The Security Risk Management Triangle: A Thinking Aid

The Triangle

Discernum’s Security Risk Management Triangle (SRMT) is a thinking aid for risk analysts and security planners.

The concept is that risk can be mitigated by acting on any one of the triangle's three angles:

Angle 1.  The location of the asset
Angle 2.  The intent, capability, or existence of the threat
Angle 3.  The presence of vulnerabilities

Angle 1:  The Asset

Acting on the asset angle generally involves removing the asset from the risk equation.  If the asset is not present when the bomb goes off, the incident is without impact.  As good as this sounds, it is generally unreasonable or impossible to remove the asset from the situation.  Protected individuals need to be able to move throughout the world, often visiting elevated risk locations and events.  If the asset is a building, it can't just be picked up and moved.  When an option at all, removing the asset from an equation is generally a last resort, for example when resources capable enough to manipulate other areas of the triangle are unavailable.

Angle 2:  The Threat

In a security fantasy land, we would remove the threat from all security equations.  This would allow assets to go about their day without experiencing any form of inconvenience or physical harm.  Unfortunately in the real world removing the threat entirely isn't always a reasonable solution.  We can't stop earthquakes (yet), and it can be difficult to deal with attackers not yet identified by security/intelligence teams.  That said, the threat of an all too likely slip and fall can be mostly removed by arriving in advance of a protectee and looking for spilled oil, ice, and the like.  The threat of an unwanted gun at an event can be removed by using magnetometers and other search techniques.  Yes, the threat angle can in fact be manipulated to our advantage.

Angle 3:  The Vulnerability

Vulnerabilities are situations that allow threats to have impact on an asset.  Threats need vulnerabilities just as vulnerabilities need threats.  Without each other they are nothing.  That said, vulnerabilities are often the factors in a situation most in a security planner's control.  We know threats exist, and we know assets require some exposure to the world.  But exposure can be controlled.  If your company's network faces the internet, you reduce vulnerabilities by closing non-essential ports with a firewall.
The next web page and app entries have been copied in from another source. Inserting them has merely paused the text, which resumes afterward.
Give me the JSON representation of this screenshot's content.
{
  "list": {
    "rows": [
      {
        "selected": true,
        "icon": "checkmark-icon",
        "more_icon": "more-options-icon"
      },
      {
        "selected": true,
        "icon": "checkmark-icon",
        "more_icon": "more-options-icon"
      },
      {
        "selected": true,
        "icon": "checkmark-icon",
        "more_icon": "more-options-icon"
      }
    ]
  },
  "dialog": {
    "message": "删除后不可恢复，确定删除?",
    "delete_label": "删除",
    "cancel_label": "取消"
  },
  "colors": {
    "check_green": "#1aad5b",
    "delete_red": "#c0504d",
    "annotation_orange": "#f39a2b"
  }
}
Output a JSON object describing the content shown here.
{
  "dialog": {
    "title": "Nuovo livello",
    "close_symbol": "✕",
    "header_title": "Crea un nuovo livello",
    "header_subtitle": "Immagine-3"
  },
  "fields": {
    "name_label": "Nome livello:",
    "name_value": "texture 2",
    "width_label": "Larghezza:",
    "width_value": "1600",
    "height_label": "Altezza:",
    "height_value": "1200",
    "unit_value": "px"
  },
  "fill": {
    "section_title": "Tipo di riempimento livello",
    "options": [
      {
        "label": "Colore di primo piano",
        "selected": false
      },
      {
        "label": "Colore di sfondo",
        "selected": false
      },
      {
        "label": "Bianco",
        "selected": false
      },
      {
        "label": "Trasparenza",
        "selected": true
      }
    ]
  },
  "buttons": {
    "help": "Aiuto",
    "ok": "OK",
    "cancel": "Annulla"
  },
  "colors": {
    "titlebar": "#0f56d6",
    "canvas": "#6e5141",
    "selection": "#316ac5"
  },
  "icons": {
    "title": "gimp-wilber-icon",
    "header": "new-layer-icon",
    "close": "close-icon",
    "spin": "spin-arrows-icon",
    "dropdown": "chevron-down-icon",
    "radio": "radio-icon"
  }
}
If your principal flies in a private jet, you prevent the plane from being tracked by implementing a block.  If your house has a door, you lock it.

Play The Game

It can be a good team or solo mental exercise to use the Security Risk Management Triangle as a way to analyze various security planning options.  Try this the next time you're with a colleague:  Imagine a difficult security situation and find ways of mitigating risk by manipulating different aspects of the triangle.  If one angle doesn't work, try another.